Member

Using crocks helps prevent compost escaping through the drainage holes and by adding weight it can help prevent pots falling over if the plant makes them rather top heavy. That’s my argument for continuing to use them.

Member

Can the “crocks” be recycled? Or will they just end up in the general rubbish? So using them at the bottom of flower pots would be a good way to avoid unnecessary landfill use.

Member

My crocks have probably been reused many times because new ones are less easy to obtain thanks to the move to plastic pots. I have a plant pot with my stock. No doubt you have heard of the term: “A load of old crocks”. 🙂

Member

I stopped using crocks 25+ years ago.

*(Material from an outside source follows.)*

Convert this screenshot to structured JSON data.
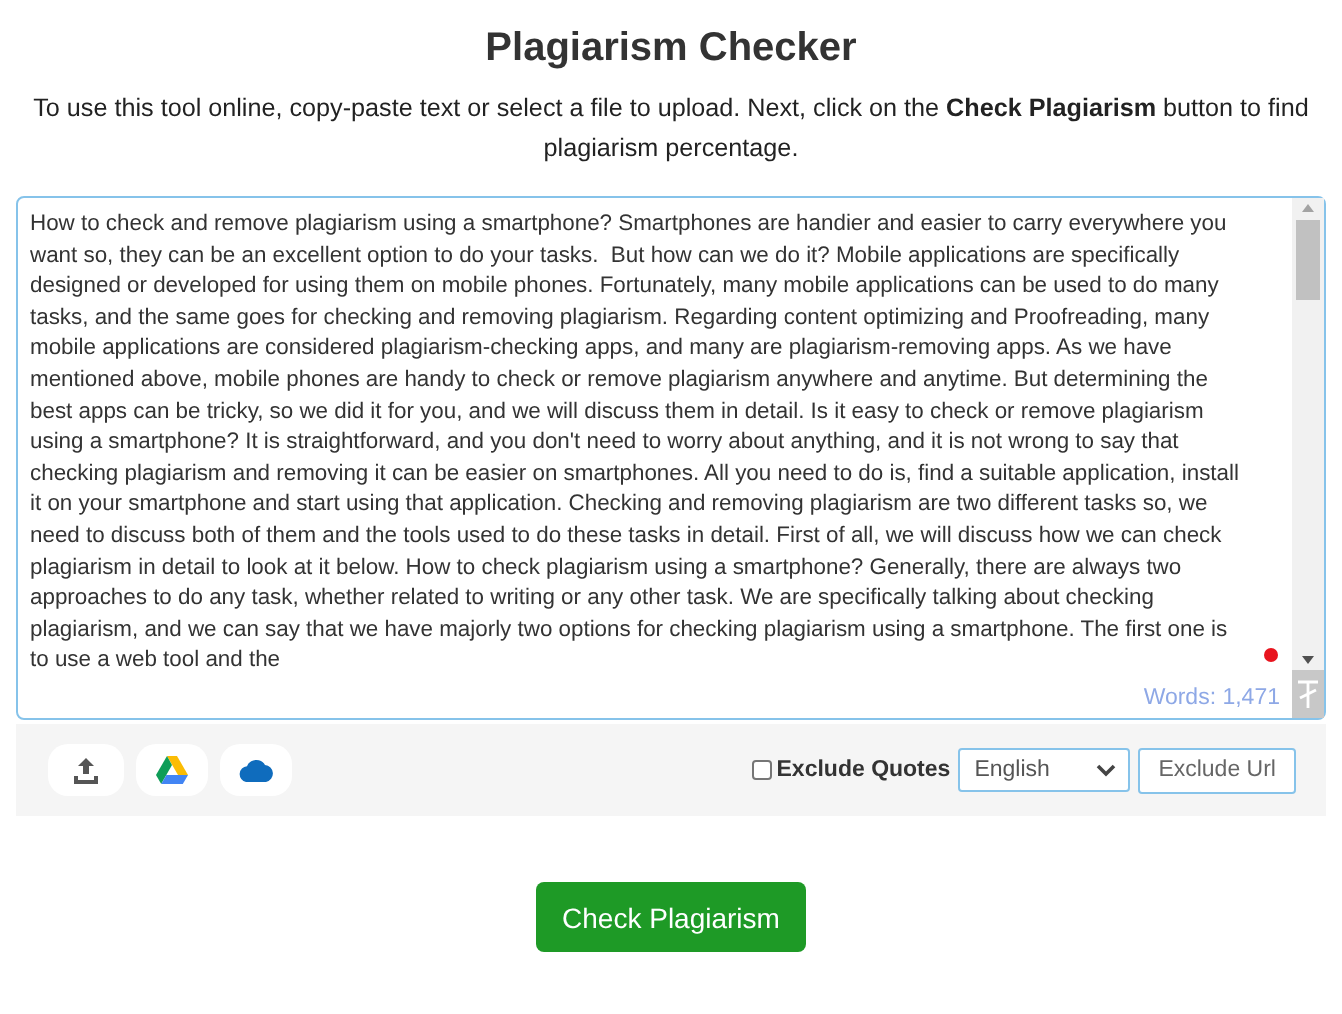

Instead, I use polyester wadding (the stuff my wife uses for stiffening and backing in sewing). It’s thin, so doesn’t steal room from the growing medium, it stops the groewing medium falling through the drainage holes and its capillary allows for good drainage. It is resistant to nasties crawling into the pots through the drainage holes too.

Buy the cheapest, thinnest wadding and simply cut a small circle (or square) to fit the bottom of the pot.

Member
Christina says:
28 April 2014

This sounds like a brilliant gardening tip. Thank you.

Member
Steph says:
3 May 2014

Yep – I think so too, and so will I! Thanks

Member
Flibertigibit says:
4 May 2014

Similarly for many years I have used cut up pieces of cheap versions of those checkered throw away J cloths cut into roughly the right size and usually double thickness. I especially do this for plants I know will be moving into bigger pots soon or planted out. It does the job well and seems to be biodegradable so I don’t need to bother disturbing the roots, just leave it to rot away.

Member

Old j-cloths sound like a good idea to me too. As you say, they’ll eventually biodegrade (rot), so many be even better than wadding.

Member
Margaret Mccadden says